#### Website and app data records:
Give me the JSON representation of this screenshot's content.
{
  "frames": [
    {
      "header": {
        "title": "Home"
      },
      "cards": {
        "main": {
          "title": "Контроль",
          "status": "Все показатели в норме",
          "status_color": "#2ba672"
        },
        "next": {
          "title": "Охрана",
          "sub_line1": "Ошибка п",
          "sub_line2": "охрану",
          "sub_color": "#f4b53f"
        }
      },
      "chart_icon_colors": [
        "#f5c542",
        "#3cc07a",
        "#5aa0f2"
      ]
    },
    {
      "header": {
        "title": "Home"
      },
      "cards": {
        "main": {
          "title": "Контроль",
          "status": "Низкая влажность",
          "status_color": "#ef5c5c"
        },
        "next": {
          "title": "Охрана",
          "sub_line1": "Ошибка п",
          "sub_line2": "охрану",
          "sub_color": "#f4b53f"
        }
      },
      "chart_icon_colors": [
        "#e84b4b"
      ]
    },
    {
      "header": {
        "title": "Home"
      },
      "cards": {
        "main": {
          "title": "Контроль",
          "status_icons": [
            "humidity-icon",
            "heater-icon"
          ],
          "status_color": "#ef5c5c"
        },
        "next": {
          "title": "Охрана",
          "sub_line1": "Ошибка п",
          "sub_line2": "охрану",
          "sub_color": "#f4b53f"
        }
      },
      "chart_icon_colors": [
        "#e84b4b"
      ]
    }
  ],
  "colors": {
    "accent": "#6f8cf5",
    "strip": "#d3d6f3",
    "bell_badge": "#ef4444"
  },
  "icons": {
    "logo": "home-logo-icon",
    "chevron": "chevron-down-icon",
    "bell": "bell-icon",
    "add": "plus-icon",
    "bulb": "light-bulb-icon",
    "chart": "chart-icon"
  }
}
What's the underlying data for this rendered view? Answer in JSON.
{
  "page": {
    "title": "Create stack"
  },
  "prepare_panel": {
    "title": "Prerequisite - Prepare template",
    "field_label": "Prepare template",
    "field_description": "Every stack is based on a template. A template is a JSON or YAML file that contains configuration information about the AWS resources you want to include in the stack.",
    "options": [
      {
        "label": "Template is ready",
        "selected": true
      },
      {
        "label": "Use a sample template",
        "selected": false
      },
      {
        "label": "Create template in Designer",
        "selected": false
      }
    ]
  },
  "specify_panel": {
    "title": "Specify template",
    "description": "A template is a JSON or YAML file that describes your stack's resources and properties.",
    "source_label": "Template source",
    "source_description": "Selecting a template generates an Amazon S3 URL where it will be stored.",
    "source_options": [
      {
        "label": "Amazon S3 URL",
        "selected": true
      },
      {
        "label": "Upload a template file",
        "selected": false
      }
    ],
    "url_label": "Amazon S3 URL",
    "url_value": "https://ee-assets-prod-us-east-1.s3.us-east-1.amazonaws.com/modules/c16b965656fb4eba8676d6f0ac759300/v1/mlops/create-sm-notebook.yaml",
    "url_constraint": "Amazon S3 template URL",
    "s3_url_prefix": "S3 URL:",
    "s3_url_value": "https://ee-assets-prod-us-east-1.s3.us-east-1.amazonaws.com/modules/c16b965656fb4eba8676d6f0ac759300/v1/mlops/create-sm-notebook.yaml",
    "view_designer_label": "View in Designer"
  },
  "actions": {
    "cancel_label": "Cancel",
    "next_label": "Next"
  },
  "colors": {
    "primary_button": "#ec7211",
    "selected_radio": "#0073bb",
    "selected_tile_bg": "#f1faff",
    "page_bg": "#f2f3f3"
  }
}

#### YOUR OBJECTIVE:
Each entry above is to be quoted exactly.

#### EXERCISE OUTPUT:
Give me the JSON representation of this screenshot's content.
{
  "frames": [
    {
      "header": {
        "title": "Home"
      },
      "cards": {
        "main": {
          "title": "Контроль",
          "status": "Все показатели в норме",
          "status_color": "#2ba672"
        },
        "next": {
          "title": "Охрана",
          "sub_line1": "Ошибка п",
          "sub_line2": "охрану",
          "sub_color": "#f4b53f"
        }
      },
      "chart_icon_colors": [
        "#f5c542",
        "#3cc07a",
        "#5aa0f2"
      ]
    },
    {
      "header": {
        "title": "Home"
      },
      "cards": {
        "main": {
          "title": "Контроль",
          "status": "Низкая влажность",
          "status_color": "#ef5c5c"
        },
        "next": {
          "title": "Охрана",
          "sub_line1": "Ошибка п",
          "sub_line2": "охрану",
          "sub_color": "#f4b53f"
        }
      },
      "chart_icon_colors": [
        "#e84b4b"
      ]
    },
    {
      "header": {
        "title": "Home"
      },
      "cards": {
        "main": {
          "title": "Контроль",
          "status_icons": [
            "humidity-icon",
            "heater-icon"
          ],
          "status_color": "#ef5c5c"
        },
        "next": {
          "title": "Охрана",
          "sub_line1": "Ошибка п",
          "sub_line2": "охрану",
          "sub_color": "#f4b53f"
        }
      },
      "chart_icon_colors": [
        "#e84b4b"
      ]
    }
  ],
  "colors": {
    "accent": "#6f8cf5",
    "strip": "#d3d6f3",
    "bell_badge": "#ef4444"
  },
  "icons": {
    "logo": "home-logo-icon",
    "chevron": "chevron-down-icon",
    "bell": "bell-icon",
    "add": "plus-icon",
    "bulb": "light-bulb-icon",
    "chart": "chart-icon"
  }
}
What's the underlying data for this rendered view? Answer in JSON.
{
  "page": {
    "title": "Create stack"
  },
  "prepare_panel": {
    "title": "Prerequisite - Prepare template",
    "field_label": "Prepare template",
    "field_description": "Every stack is based on a template. A template is a JSON or YAML file that contains configuration information about the AWS resources you want to include in the stack.",
    "options": [
      {
        "label": "Template is ready",
        "selected": true
      },
      {
        "label": "Use a sample template",
        "selected": false
      },
      {
        "label": "Create template in Designer",
        "selected": false
      }
    ]
  },
  "specify_panel": {
    "title": "Specify template",
    "description": "A template is a JSON or YAML file that describes your stack's resources and properties.",
    "source_label": "Template source",
    "source_description": "Selecting a template generates an Amazon S3 URL where it will be stored.",
    "source_options": [
      {
        "label": "Amazon S3 URL",
        "selected": true
      },
      {
        "label": "Upload a template file",
        "selected": false
      }
    ],
    "url_label": "Amazon S3 URL",
    "url_value": "https://ee-assets-prod-us-east-1.s3.us-east-1.amazonaws.com/modules/c16b965656fb4eba8676d6f0ac759300/v1/mlops/create-sm-notebook.yaml",
    "url_constraint": "Amazon S3 template URL",
    "s3_url_prefix": "S3 URL:",
    "s3_url_value": "https://ee-assets-prod-us-east-1.s3.us-east-1.amazonaws.com/modules/c16b965656fb4eba8676d6f0ac759300/v1/mlops/create-sm-notebook.yaml",
    "view_designer_label": "View in Designer"
  },
  "actions": {
    "cancel_label": "Cancel",
    "next_label": "Next"
  },
  "colors": {
    "primary_button": "#ec7211",
    "selected_radio": "#0073bb",
    "selected_tile_bg": "#f1faff",
    "page_bg": "#f2f3f3"
  }
}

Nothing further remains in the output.